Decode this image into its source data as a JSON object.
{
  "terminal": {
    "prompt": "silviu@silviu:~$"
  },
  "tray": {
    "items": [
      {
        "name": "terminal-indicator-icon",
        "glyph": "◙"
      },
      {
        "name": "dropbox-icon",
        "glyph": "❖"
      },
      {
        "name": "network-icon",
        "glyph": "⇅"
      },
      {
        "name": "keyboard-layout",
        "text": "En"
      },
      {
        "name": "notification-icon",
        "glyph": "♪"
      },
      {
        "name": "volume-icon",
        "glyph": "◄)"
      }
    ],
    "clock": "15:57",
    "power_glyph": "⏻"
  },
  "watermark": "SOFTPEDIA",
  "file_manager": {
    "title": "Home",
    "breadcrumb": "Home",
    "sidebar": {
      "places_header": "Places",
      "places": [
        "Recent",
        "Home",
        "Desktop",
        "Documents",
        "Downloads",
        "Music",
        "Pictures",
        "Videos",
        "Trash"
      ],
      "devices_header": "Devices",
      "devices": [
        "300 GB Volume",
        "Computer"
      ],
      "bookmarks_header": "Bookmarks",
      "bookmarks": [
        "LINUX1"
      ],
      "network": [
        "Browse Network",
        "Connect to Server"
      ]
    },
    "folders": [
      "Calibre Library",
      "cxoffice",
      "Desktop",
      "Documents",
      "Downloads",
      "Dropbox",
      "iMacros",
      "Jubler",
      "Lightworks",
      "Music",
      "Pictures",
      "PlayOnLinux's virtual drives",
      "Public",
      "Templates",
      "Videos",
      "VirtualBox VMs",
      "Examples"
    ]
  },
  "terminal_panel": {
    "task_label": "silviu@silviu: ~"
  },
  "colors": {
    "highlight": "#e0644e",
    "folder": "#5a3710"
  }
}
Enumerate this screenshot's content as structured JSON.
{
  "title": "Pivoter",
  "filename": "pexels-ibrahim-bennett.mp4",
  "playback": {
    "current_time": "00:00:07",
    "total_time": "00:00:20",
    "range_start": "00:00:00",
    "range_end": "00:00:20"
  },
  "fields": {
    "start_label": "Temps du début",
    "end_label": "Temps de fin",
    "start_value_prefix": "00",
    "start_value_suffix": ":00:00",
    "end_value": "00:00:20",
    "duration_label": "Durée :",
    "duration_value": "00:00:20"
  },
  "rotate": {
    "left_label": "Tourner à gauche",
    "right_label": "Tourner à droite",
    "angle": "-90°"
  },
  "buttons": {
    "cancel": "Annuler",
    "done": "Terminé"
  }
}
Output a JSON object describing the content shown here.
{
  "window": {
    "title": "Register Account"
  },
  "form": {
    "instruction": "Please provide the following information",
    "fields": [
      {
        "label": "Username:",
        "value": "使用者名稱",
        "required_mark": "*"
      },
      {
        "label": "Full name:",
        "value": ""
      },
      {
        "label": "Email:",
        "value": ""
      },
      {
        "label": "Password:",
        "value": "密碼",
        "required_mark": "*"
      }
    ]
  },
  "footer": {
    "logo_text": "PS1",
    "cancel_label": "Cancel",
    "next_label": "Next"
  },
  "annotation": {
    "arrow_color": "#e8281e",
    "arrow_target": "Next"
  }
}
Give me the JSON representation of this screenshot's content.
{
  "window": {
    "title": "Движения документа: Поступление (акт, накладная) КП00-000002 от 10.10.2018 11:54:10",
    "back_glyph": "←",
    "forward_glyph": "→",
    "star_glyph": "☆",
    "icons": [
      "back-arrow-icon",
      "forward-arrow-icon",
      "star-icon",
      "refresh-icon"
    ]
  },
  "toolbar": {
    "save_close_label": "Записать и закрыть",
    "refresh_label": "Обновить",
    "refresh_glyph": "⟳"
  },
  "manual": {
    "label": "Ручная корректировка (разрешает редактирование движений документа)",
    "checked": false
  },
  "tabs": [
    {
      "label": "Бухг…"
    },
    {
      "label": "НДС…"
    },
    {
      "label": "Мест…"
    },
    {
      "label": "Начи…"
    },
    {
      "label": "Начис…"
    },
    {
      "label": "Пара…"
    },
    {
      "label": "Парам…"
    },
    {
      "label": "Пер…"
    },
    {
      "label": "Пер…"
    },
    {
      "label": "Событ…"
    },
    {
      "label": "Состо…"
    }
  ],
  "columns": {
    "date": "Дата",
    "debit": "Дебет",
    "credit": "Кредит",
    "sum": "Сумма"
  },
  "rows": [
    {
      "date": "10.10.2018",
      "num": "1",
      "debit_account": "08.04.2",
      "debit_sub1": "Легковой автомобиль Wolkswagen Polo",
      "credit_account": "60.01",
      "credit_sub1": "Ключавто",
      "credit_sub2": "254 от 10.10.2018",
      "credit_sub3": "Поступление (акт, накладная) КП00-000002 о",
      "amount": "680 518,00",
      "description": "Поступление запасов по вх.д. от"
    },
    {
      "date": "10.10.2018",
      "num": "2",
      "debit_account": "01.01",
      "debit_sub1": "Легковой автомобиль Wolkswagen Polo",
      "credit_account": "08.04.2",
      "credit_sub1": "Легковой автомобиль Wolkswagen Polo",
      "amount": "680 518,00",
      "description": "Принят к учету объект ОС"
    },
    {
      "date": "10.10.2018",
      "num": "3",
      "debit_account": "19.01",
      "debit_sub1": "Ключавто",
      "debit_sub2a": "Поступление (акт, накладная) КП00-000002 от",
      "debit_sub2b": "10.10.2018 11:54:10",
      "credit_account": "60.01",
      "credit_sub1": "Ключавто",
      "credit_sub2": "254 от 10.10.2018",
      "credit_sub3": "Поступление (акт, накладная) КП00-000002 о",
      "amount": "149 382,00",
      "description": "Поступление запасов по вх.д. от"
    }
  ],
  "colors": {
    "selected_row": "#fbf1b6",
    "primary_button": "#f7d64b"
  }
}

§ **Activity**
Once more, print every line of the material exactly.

§ **The answer**
Decode this image into its source data as a JSON object.
{
  "terminal": {
    "prompt": "silviu@silviu:~$"
  },
  "tray": {
    "items": [
      {
        "name": "terminal-indicator-icon",
        "glyph": "◙"
      },
      {
        "name": "dropbox-icon",
        "glyph": "❖"
      },
      {
        "name": "network-icon",
        "glyph": "⇅"
      },
      {
        "name": "keyboard-layout",
        "text": "En"
      },
      {
        "name": "notification-icon",
        "glyph": "♪"
      },
      {
        "name": "volume-icon",
        "glyph": "◄)"
      }
    ],
    "clock": "15:57",
    "power_glyph": "⏻"
  },
  "watermark": "SOFTPEDIA",
  "file_manager": {
    "title": "Home",
    "breadcrumb": "Home",
    "sidebar": {
      "places_header": "Places",
      "places": [
        "Recent",
        "Home",
        "Desktop",
        "Documents",
        "Downloads",
        "Music",
        "Pictures",
        "Videos",
        "Trash"
      ],
      "devices_header": "Devices",
      "devices": [
        "300 GB Volume",
        "Computer"
      ],
      "bookmarks_header": "Bookmarks",
      "bookmarks": [
        "LINUX1"
      ],
      "network": [
        "Browse Network",
        "Connect to Server"
      ]
    },
    "folders": [
      "Calibre Library",
      "cxoffice",
      "Desktop",
      "Documents",
      "Downloads",
      "Dropbox",
      "iMacros",
      "Jubler",
      "Lightworks",
      "Music",
      "Pictures",
      "PlayOnLinux's virtual drives",
      "Public",
      "Templates",
      "Videos",
      "VirtualBox VMs",
      "Examples"
    ]
  },
  "terminal_panel": {
    "task_label": "silviu@silviu: ~"
  },
  "colors": {
    "highlight": "#e0644e",
    "folder": "#5a3710"
  }
}
Enumerate this screenshot's content as structured JSON.
{
  "title": "Pivoter",
  "filename": "pexels-ibrahim-bennett.mp4",
  "playback": {
    "current_time": "00:00:07",
    "total_time": "00:00:20",
    "range_start": "00:00:00",
    "range_end": "00:00:20"
  },
  "fields": {
    "start_label": "Temps du début",
    "end_label": "Temps de fin",
    "start_value_prefix": "00",
    "start_value_suffix": ":00:00",
    "end_value": "00:00:20",
    "duration_label": "Durée :",
    "duration_value": "00:00:20"
  },
  "rotate": {
    "left_label": "Tourner à gauche",
    "right_label": "Tourner à droite",
    "angle": "-90°"
  },
  "buttons": {
    "cancel": "Annuler",
    "done": "Terminé"
  }
}
Output a JSON object describing the content shown here.
{
  "window": {
    "title": "Register Account"
  },
  "form": {
    "instruction": "Please provide the following information",
    "fields": [
      {
        "label": "Username:",
        "value": "使用者名稱",
        "required_mark": "*"
      },
      {
        "label": "Full name:",
        "value": ""
      },
      {
        "label": "Email:",
        "value": ""
      },
      {
        "label": "Password:",
        "value": "密碼",
        "required_mark": "*"
      }
    ]
  },
  "footer": {
    "logo_text": "PS1",
    "cancel_label": "Cancel",
    "next_label": "Next"
  },
  "annotation": {
    "arrow_color": "#e8281e",
    "arrow_target": "Next"
  }
}
Give me the JSON representation of this screenshot's content.
{
  "window": {
    "title": "Движения документа: Поступление (акт, накладная) КП00-000002 от 10.10.2018 11:54:10",
    "back_glyph": "←",
    "forward_glyph": "→",
    "star_glyph": "☆",
    "icons": [
      "back-arrow-icon",
      "forward-arrow-icon",
      "star-icon",
      "refresh-icon"
    ]
  },
  "toolbar": {
    "save_close_label": "Записать и закрыть",
    "refresh_label": "Обновить",
    "refresh_glyph": "⟳"
  },
  "manual": {
    "label": "Ручная корректировка (разрешает редактирование движений документа)",
    "checked": false
  },
  "tabs": [
    {
      "label": "Бухг…"
    },
    {
      "label": "НДС…"
    },
    {
      "label": "Мест…"
    },
    {
      "label": "Начи…"
    },
    {
      "label": "Начис…"
    },
    {
      "label": "Пара…"
    },
    {
      "label": "Парам…"
    },
    {
      "label": "Пер…"
    },
    {
      "label": "Пер…"
    },
    {
      "label": "Событ…"
    },
    {
      "label": "Состо…"
    }
  ],
  "columns": {
    "date": "Дата",
    "debit": "Дебет",
    "credit": "Кредит",
    "sum": "Сумма"
  },
  "rows": [
    {
      "date": "10.10.2018",
      "num": "1",
      "debit_account": "08.04.2",
      "debit_sub1": "Легковой автомобиль Wolkswagen Polo",
      "credit_account": "60.01",
      "credit_sub1": "Ключавто",
      "credit_sub2": "254 от 10.10.2018",
      "credit_sub3": "Поступление (акт, накладная) КП00-000002 о",
      "amount": "680 518,00",
      "description": "Поступление запасов по вх.д. от"
    },
    {
      "date": "10.10.2018",
      "num": "2",
      "debit_account": "01.01",
      "debit_sub1": "Легковой автомобиль Wolkswagen Polo",
      "credit_account": "08.04.2",
      "credit_sub1": "Легковой автомобиль Wolkswagen Polo",
      "amount": "680 518,00",
      "description": "Принят к учету объект ОС"
    },
    {
      "date": "10.10.2018",
      "num": "3",
      "debit_account": "19.01",
      "debit_sub1": "Ключавто",
      "debit_sub2a": "Поступление (акт, накладная) КП00-000002 от",
      "debit_sub2b": "10.10.2018 11:54:10",
      "credit_account": "60.01",
      "credit_sub1": "Ключавто",
      "credit_sub2": "254 от 10.10.2018",
      "credit_sub3": "Поступление (акт, накладная) КП00-000002 о",
      "amount": "149 382,00",
      "description": "Поступление запасов по вх.д. от"
    }
  ],
  "colors": {
    "selected_row": "#fbf1b6",
    "primary_button": "#f7d64b"
  }
}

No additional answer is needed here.